Go through the material below and please tally the lines that hold the word "value"; the number alone is the answer.

# [SOURCE MATERIAL]

········

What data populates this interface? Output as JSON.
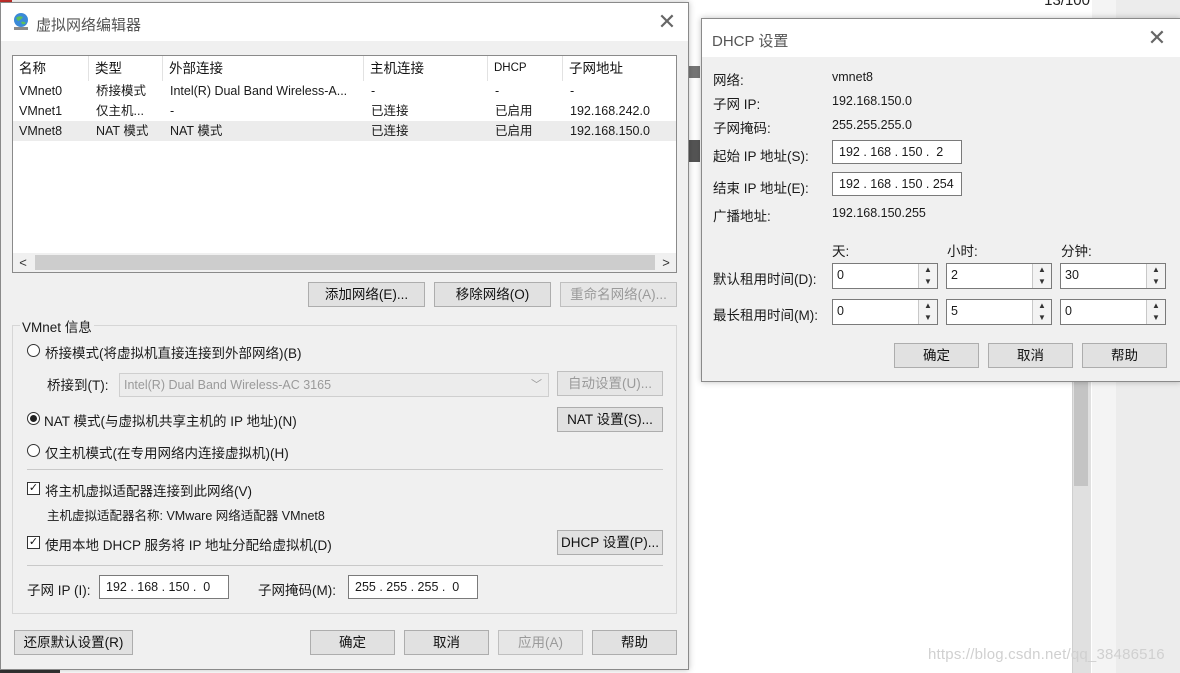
{
  "background": {
    "page_count": "13/100",
    "watermark": "https://blog.csdn.net/qq_38486516"
  },
  "vne": {
    "title": "虚拟网络编辑器",
    "table": {
      "headers": [
        "名称",
        "类型",
        "外部连接",
        "主机连接",
        "DHCP",
        "子网地址"
      ],
      "rows": [
        {
          "name": "VMnet0",
          "type": "桥接模式",
          "ext": "Intel(R) Dual Band Wireless-A...",
          "host": "-",
          "dhcp": "-",
          "subnet": "-"
        },
        {
          "name": "VMnet1",
          "type": "仅主机...",
          "ext": "-",
          "host": "已连接",
          "dhcp": "已启用",
          "subnet": "192.168.242.0"
        },
        {
          "name": "VMnet8",
          "type": "NAT 模式",
          "ext": "NAT 模式",
          "host": "已连接",
          "dhcp": "已启用",
          "subnet": "192.168.150.0"
        }
      ]
    },
    "buttons": {
      "add": "添加网络(E)...",
      "remove": "移除网络(O)",
      "rename": "重命名网络(A)..."
    },
    "info": {
      "group_title": "VMnet 信息",
      "bridge_mode": "桥接模式(将虚拟机直接连接到外部网络)(B)",
      "bridge_to": "桥接到(T):",
      "bridge_adapter": "Intel(R) Dual Band Wireless-AC 3165",
      "auto_settings": "自动设置(U)...",
      "nat_mode": "NAT 模式(与虚拟机共享主机的 IP 地址)(N)",
      "nat_settings": "NAT 设置(S)...",
      "host_only": "仅主机模式(在专用网络内连接虚拟机)(H)",
      "connect_adapter": "将主机虚拟适配器连接到此网络(V)",
      "adapter_name": "主机虚拟适配器名称: VMware 网络适配器 VMnet8",
      "use_dhcp": "使用本地 DHCP 服务将 IP 地址分配给虚拟机(D)",
      "dhcp_settings": "DHCP 设置(P)...",
      "subnet_ip_label": "子网 IP (I):",
      "subnet_ip": "192 . 168 . 150 .  0",
      "subnet_mask_label": "子网掩码(M):",
      "subnet_mask": "255 . 255 . 255 .  0"
    },
    "footer": {
      "restore": "还原默认设置(R)",
      "ok": "确定",
      "cancel": "取消",
      "apply": "应用(A)",
      "help": "帮助"
    }
  },
  "dhcp": {
    "title": "DHCP 设置",
    "network_label": "网络:",
    "network": "vmnet8",
    "subnet_ip_label": "子网 IP:",
    "subnet_ip": "192.168.150.0",
    "mask_label": "子网掩码:",
    "mask": "255.255.255.0",
    "start_label": "起始 IP 地址(S):",
    "start_ip": "192 . 168 . 150 .  2",
    "end_label": "结束 IP 地址(E):",
    "end_ip": "192 . 168 . 150 . 254",
    "broadcast_label": "广播地址:",
    "broadcast": "192.168.150.255",
    "col_days": "天:",
    "col_hours": "小时:",
    "col_minutes": "分钟:",
    "default_lease_label": "默认租用时间(D):",
    "default_lease": {
      "days": "0",
      "hours": "2",
      "minutes": "30"
    },
    "max_lease_label": "最长租用时间(M):",
    "max_lease": {
      "days": "0",
      "hours": "5",
      "minutes": "0"
    },
    "ok": "确定",
    "cancel": "取消",
    "help": "帮助"
  }
}
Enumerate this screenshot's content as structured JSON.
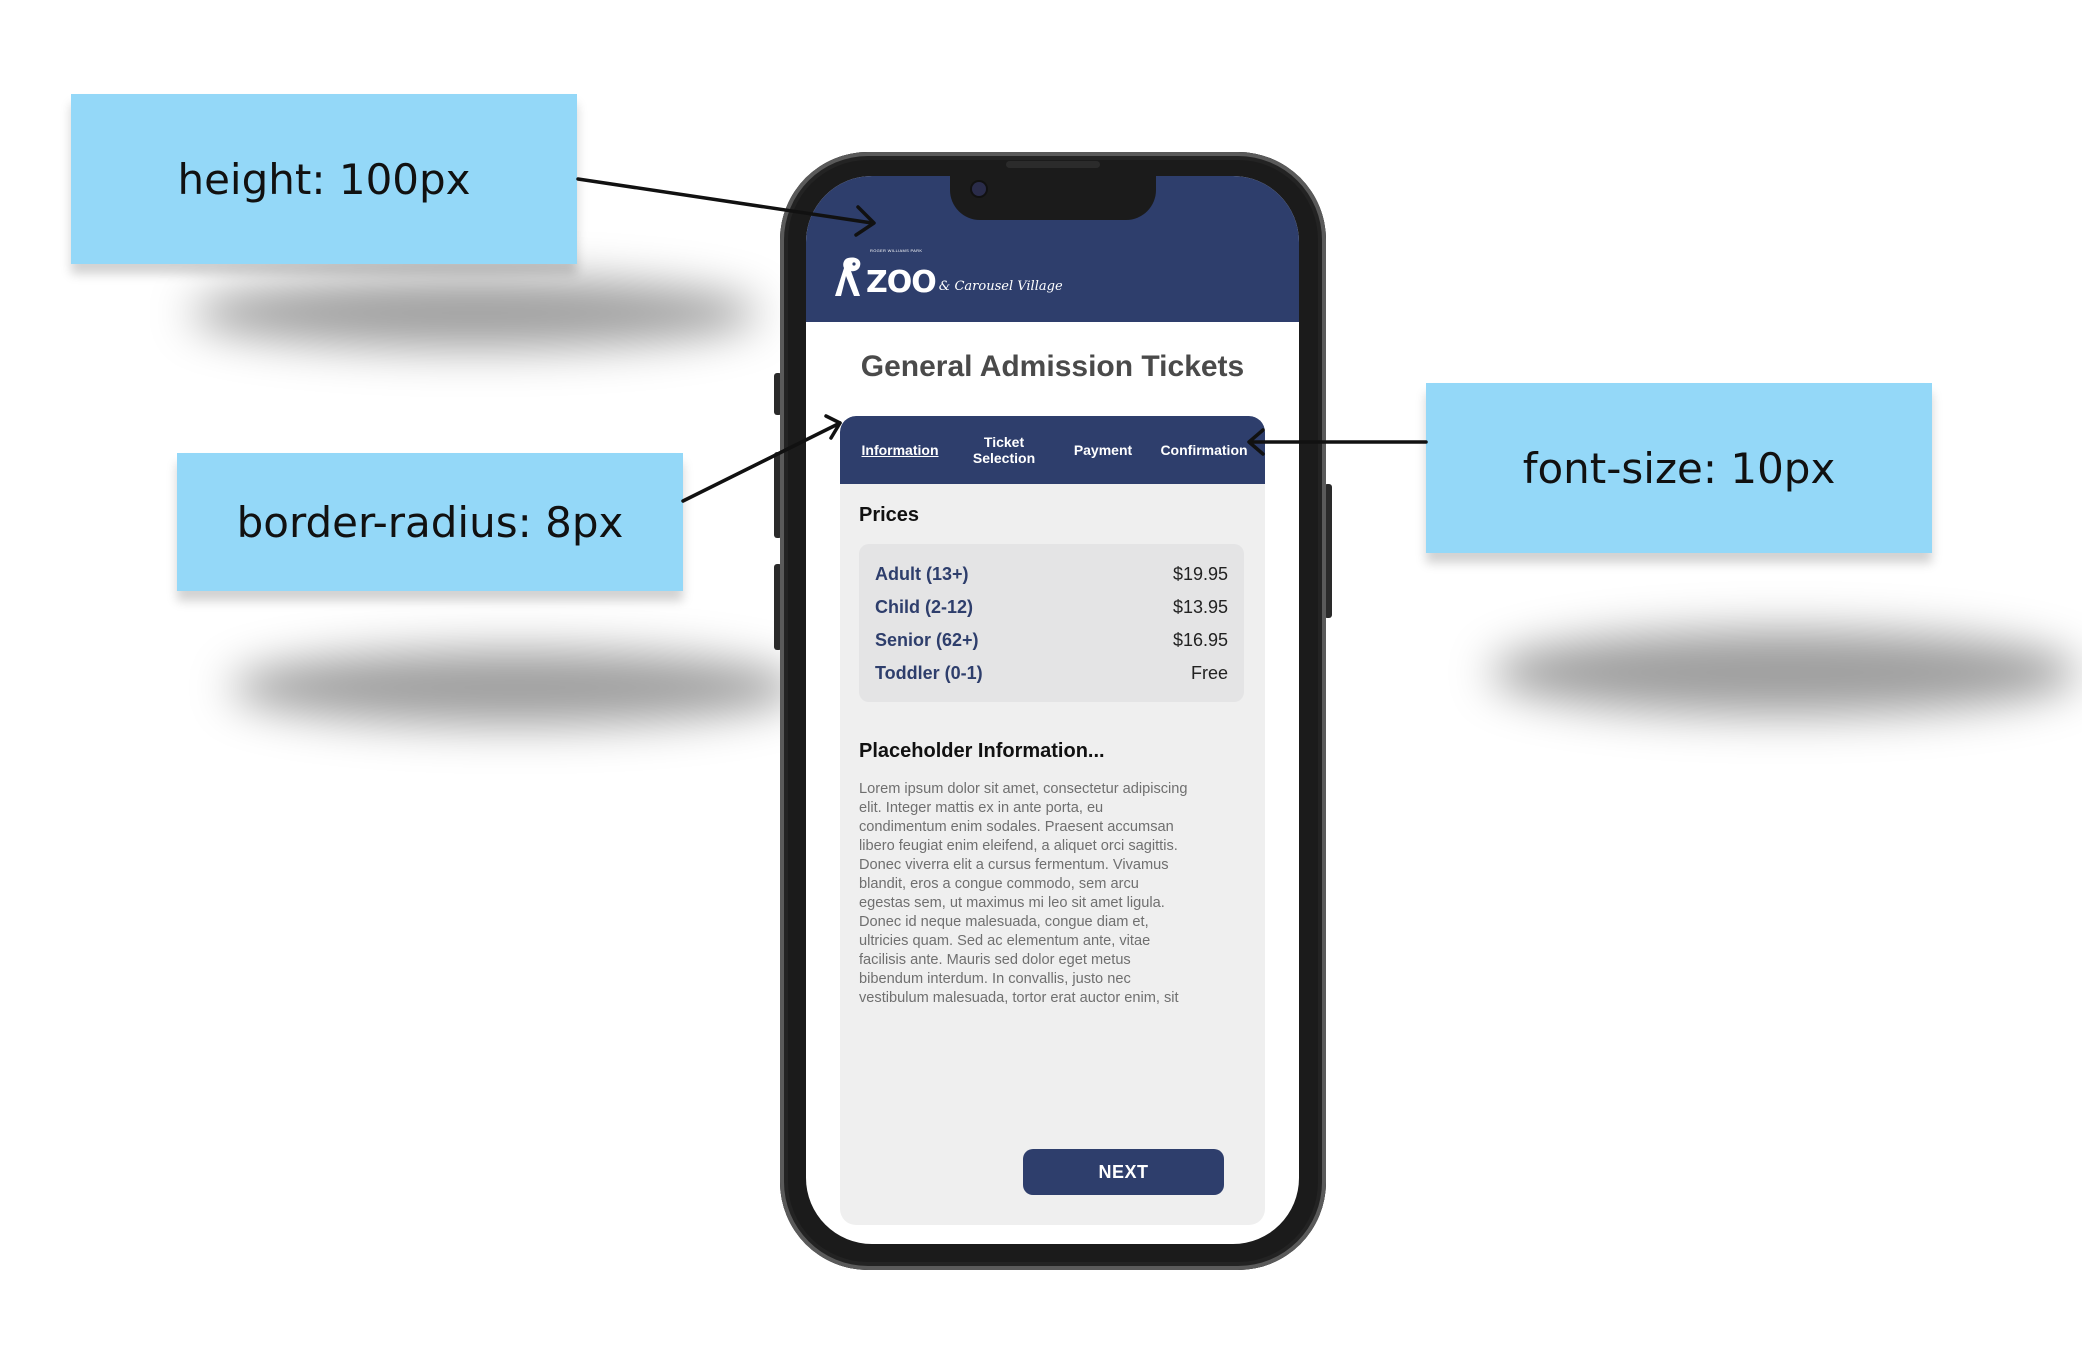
{
  "annotations": [
    {
      "text": "height: 100px"
    },
    {
      "text": "border-radius: 8px"
    },
    {
      "text": "font-size: 10px"
    }
  ],
  "logo": {
    "main": "ZOO",
    "sub": "& Carousel Village",
    "tiny": "ROGER WILLIAMS PARK"
  },
  "page": {
    "title": "General Admission Tickets"
  },
  "tabs": [
    {
      "label": "Information",
      "active": true
    },
    {
      "label": "Ticket Selection"
    },
    {
      "label": "Payment"
    },
    {
      "label": "Confirmation"
    }
  ],
  "prices": {
    "heading": "Prices",
    "rows": [
      {
        "label": "Adult (13+)",
        "value": "$19.95"
      },
      {
        "label": "Child (2-12)",
        "value": "$13.95"
      },
      {
        "label": "Senior (62+)",
        "value": "$16.95"
      },
      {
        "label": "Toddler (0-1)",
        "value": "Free"
      }
    ]
  },
  "info": {
    "heading": "Placeholder Information...",
    "body": "Lorem ipsum dolor sit amet, consectetur adipiscing\nelit. Integer mattis ex in ante porta, eu\ncondimentum enim sodales. Praesent accumsan\nlibero feugiat enim eleifend, a aliquet orci sagittis.\nDonec viverra elit a cursus fermentum. Vivamus\nblandit, eros a congue commodo, sem arcu\negestas sem, ut maximus mi leo sit amet ligula.\nDonec id neque malesuada, congue diam et,\nultricies quam. Sed ac elementum ante, vitae\nfacilisis ante. Mauris sed dolor eget metus\nbibendum interdum. In convallis, justo nec\nvestibulum malesuada, tortor erat auctor enim, sit"
  },
  "next_label": "NEXT",
  "colors": {
    "brand_navy": "#2e3e6c",
    "note_blue": "#94d8f8",
    "card_bg": "#efefef",
    "price_box_bg": "#e4e4e5"
  },
  "icons": [
    "zoo-logo-icon",
    "front-camera-icon"
  ]
}
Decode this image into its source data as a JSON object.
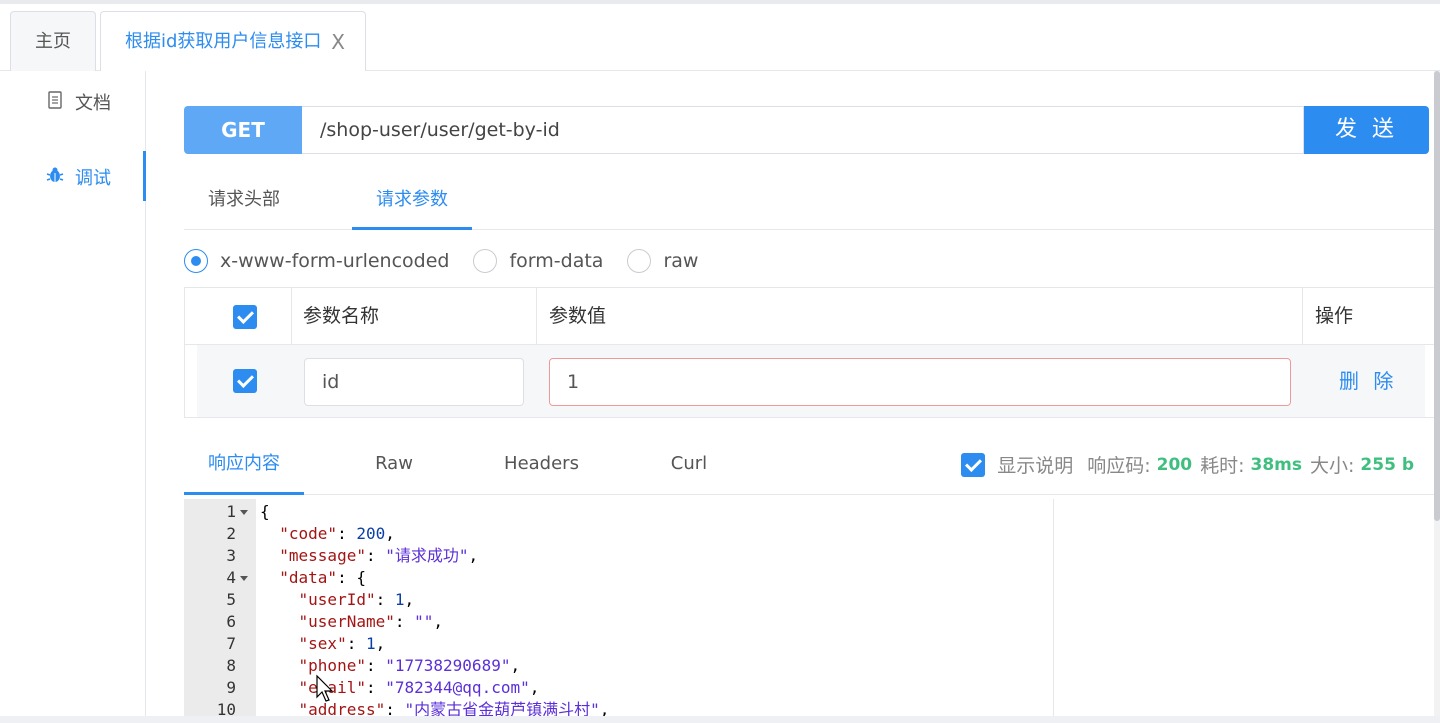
{
  "tabs": [
    {
      "label": "主页"
    },
    {
      "label": "根据id获取用户信息接口",
      "close": "X"
    }
  ],
  "sidebar": {
    "items": [
      {
        "label": "文档",
        "icon": "document-icon"
      },
      {
        "label": "调试",
        "icon": "bug-icon"
      }
    ]
  },
  "request": {
    "method": "GET",
    "url": "/shop-user/user/get-by-id",
    "send_label": "发 送"
  },
  "request_tabs": [
    {
      "label": "请求头部"
    },
    {
      "label": "请求参数"
    }
  ],
  "body_types": [
    {
      "label": "x-www-form-urlencoded",
      "selected": true
    },
    {
      "label": "form-data",
      "selected": false
    },
    {
      "label": "raw",
      "selected": false
    }
  ],
  "params": {
    "headers": {
      "name": "参数名称",
      "value": "参数值",
      "action": "操作"
    },
    "rows": [
      {
        "checked": true,
        "name": "id",
        "value": "1",
        "delete_label": "删 除"
      }
    ]
  },
  "response_tabs": [
    {
      "label": "响应内容"
    },
    {
      "label": "Raw"
    },
    {
      "label": "Headers"
    },
    {
      "label": "Curl"
    }
  ],
  "response_meta": {
    "show_desc_label": "显示说明",
    "status_label": "响应码:",
    "status": "200",
    "time_label": "耗时:",
    "time": "38ms",
    "size_label": "大小:",
    "size": "255 b"
  },
  "code_lines": [
    {
      "no": "1",
      "text": "{"
    },
    {
      "no": "2",
      "key": "\"code\"",
      "sep": ": ",
      "num": "200",
      "tail": ","
    },
    {
      "no": "3",
      "key": "\"message\"",
      "sep": ": ",
      "str": "\"请求成功\"",
      "tail": ","
    },
    {
      "no": "4",
      "key": "\"data\"",
      "sep": ": ",
      "tail": "{"
    },
    {
      "no": "5",
      "key": "\"userId\"",
      "sep": ": ",
      "num": "1",
      "tail": ","
    },
    {
      "no": "6",
      "key": "\"userName\"",
      "sep": ": ",
      "str": "\"\"",
      "tail": ","
    },
    {
      "no": "7",
      "key": "\"sex\"",
      "sep": ": ",
      "num": "1",
      "tail": ","
    },
    {
      "no": "8",
      "key": "\"phone\"",
      "sep": ": ",
      "str": "\"17738290689\"",
      "tail": ","
    },
    {
      "no": "9",
      "key": "\"email\"",
      "sep": ": ",
      "str": "\"782344@qq.com\"",
      "tail": ","
    },
    {
      "no": "10",
      "key": "\"address\"",
      "sep": ": ",
      "str": "\"内蒙古省金葫芦镇满斗村\"",
      "tail": ","
    }
  ],
  "colors": {
    "accent": "#2d8cf0",
    "method_bg": "#5ea8f6",
    "success": "#3fbf7f"
  }
}
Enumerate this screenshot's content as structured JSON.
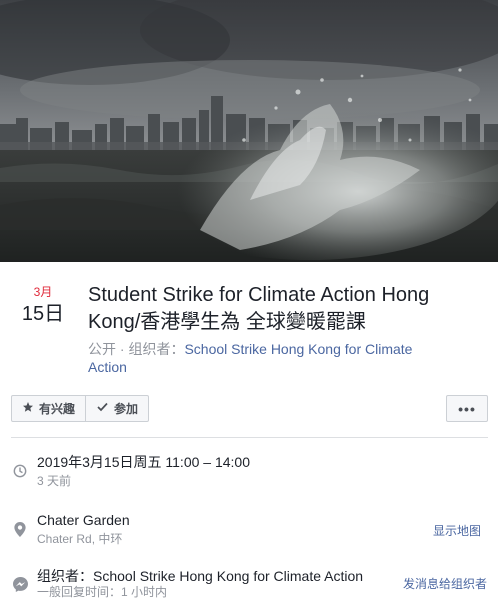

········

# [TASK RESULT]
6